-- EXTRACTED ENTRIES --

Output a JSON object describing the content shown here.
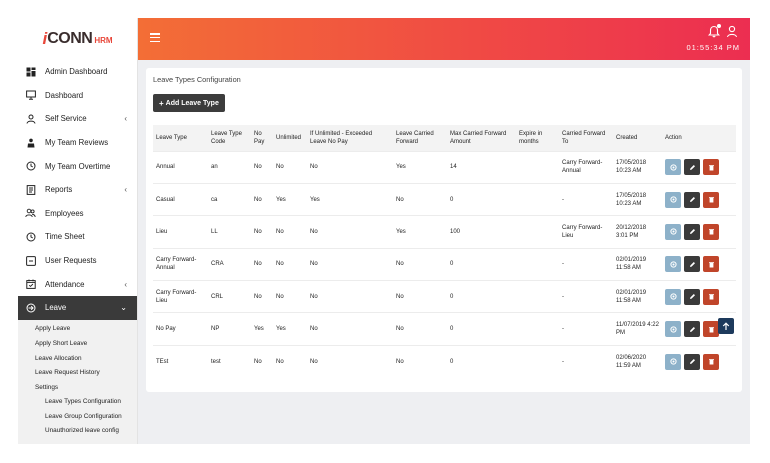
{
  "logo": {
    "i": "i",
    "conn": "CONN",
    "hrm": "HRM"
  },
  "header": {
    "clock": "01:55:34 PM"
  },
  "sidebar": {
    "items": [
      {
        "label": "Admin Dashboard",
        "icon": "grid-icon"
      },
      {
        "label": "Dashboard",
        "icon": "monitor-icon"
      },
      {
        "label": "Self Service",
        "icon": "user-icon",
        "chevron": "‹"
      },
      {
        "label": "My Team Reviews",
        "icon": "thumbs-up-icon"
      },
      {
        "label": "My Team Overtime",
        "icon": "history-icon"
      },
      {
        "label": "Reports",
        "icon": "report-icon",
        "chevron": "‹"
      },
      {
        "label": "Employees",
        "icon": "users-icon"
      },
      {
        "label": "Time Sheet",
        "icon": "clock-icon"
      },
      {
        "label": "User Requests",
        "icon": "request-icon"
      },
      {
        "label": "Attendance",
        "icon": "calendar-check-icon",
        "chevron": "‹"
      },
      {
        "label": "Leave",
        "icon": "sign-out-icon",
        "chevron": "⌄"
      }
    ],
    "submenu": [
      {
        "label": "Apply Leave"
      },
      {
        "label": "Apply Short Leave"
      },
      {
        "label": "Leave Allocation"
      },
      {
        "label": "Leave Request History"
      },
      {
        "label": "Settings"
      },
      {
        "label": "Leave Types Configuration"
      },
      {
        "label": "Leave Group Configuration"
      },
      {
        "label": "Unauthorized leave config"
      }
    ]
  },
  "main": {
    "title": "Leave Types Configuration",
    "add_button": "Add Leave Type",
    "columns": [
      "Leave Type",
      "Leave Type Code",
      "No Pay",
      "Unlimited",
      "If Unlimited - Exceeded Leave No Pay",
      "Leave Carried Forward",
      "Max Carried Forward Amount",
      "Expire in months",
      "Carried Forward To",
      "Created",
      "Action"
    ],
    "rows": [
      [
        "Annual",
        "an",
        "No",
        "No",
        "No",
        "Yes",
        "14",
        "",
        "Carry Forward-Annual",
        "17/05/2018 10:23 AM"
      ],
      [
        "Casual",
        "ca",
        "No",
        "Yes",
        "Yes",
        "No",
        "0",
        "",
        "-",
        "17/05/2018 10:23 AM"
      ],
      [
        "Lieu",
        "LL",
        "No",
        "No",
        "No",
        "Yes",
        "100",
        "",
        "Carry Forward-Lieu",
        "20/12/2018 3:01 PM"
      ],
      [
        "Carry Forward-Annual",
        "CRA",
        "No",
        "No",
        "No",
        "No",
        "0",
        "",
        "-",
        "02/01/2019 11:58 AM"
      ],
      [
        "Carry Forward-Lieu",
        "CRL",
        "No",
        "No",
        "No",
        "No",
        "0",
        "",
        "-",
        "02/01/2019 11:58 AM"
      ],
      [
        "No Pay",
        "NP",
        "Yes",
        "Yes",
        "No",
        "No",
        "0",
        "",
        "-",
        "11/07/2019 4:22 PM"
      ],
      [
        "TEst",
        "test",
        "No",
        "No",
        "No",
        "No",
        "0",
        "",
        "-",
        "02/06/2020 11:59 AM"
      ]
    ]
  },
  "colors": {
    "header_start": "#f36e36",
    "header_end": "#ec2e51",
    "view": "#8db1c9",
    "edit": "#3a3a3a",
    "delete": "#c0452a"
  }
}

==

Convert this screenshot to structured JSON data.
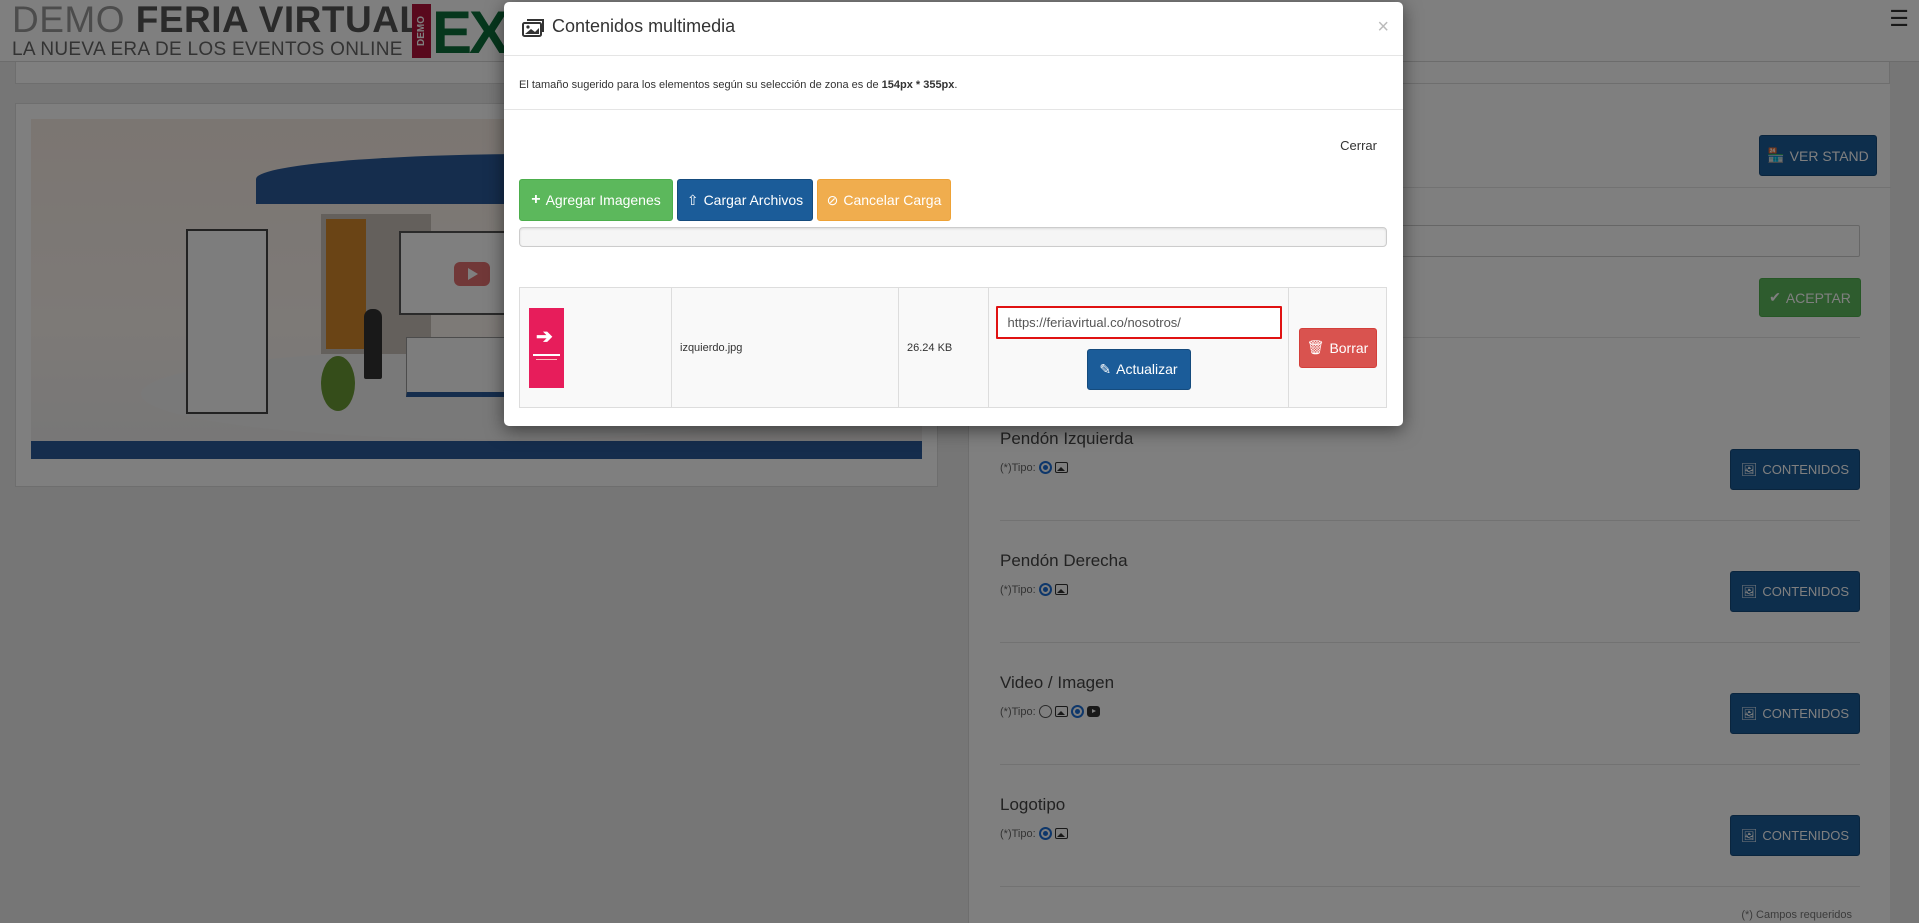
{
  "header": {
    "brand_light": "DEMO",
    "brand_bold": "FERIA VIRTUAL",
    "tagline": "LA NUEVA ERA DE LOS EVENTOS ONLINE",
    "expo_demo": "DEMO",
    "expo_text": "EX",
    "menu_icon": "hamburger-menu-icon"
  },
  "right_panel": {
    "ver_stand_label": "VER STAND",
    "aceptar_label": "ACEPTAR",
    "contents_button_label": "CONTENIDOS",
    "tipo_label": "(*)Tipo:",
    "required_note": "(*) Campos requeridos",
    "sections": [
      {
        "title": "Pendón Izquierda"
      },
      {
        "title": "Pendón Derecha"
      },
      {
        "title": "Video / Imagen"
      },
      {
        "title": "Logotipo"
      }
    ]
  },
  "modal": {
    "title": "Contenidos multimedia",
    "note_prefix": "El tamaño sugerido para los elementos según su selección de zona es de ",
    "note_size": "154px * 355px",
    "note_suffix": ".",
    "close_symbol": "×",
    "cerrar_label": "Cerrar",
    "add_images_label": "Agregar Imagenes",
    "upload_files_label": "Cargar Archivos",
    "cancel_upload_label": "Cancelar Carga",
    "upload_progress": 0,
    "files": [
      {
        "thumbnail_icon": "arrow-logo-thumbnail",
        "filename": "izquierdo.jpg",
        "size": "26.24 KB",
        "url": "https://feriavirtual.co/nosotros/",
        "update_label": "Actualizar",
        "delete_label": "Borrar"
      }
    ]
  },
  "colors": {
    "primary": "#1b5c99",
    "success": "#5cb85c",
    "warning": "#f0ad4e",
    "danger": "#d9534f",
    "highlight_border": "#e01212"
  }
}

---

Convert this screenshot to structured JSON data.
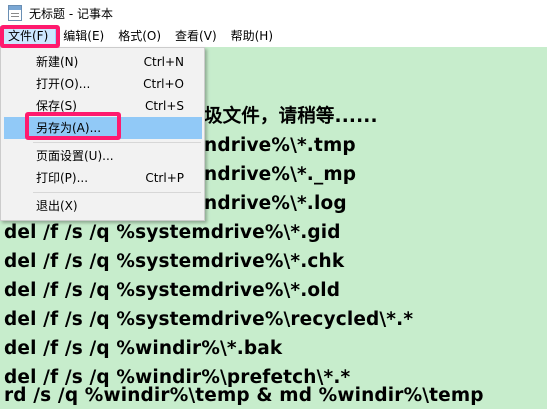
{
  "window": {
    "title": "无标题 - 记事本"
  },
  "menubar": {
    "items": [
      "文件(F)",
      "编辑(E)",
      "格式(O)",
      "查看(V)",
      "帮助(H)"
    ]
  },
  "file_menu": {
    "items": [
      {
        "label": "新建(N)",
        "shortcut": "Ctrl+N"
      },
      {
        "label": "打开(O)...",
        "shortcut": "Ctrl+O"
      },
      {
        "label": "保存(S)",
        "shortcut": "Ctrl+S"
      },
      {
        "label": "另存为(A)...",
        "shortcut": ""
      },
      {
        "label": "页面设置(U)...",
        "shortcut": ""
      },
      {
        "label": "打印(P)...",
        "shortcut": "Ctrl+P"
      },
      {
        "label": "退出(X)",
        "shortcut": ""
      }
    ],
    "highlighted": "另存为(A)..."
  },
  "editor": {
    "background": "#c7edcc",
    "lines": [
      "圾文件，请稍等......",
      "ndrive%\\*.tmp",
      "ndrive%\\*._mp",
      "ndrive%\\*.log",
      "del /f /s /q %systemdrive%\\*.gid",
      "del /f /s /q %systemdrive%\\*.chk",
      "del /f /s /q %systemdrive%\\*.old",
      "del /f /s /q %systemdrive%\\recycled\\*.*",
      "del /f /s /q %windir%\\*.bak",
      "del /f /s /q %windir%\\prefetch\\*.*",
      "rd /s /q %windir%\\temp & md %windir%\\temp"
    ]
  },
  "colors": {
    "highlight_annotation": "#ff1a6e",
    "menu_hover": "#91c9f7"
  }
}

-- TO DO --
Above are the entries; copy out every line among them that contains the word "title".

-- EXERCISE ANSWER --
    "title": "Leave Types Configuration",
        "title": "Pendón Izquierda"
        "title": "Pendón Derecha"
        "title": "Video / Imagen"
        "title": "Logotipo"
    "title": "Contenidos multimedia",
    "title": "无标题 - 记事本"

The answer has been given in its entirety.